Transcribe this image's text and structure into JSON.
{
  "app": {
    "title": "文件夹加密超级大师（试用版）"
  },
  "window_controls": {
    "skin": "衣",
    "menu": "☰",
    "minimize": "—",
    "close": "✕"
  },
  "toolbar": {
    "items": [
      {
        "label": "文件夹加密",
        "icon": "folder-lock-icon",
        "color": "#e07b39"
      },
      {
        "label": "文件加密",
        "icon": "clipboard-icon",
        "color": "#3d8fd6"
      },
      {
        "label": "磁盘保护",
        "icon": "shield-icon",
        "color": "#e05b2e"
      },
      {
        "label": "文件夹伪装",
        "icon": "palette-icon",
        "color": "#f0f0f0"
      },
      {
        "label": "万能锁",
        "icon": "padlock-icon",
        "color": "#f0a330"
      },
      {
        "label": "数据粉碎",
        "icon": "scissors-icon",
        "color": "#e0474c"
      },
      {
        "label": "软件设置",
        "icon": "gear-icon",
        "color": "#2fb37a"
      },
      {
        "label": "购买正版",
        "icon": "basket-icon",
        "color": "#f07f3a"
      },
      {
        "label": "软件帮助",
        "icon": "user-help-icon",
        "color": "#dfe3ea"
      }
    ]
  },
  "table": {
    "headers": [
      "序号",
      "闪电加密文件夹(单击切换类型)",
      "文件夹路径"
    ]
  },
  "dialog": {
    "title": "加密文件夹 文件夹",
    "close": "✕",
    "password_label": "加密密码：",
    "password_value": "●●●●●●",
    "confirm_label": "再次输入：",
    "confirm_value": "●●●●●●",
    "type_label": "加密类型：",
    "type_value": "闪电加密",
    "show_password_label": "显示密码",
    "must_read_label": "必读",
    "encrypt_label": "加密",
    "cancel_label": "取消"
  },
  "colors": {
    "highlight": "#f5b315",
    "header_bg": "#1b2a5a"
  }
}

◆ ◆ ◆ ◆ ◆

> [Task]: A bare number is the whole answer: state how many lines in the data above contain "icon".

> [Answer to this task]: 9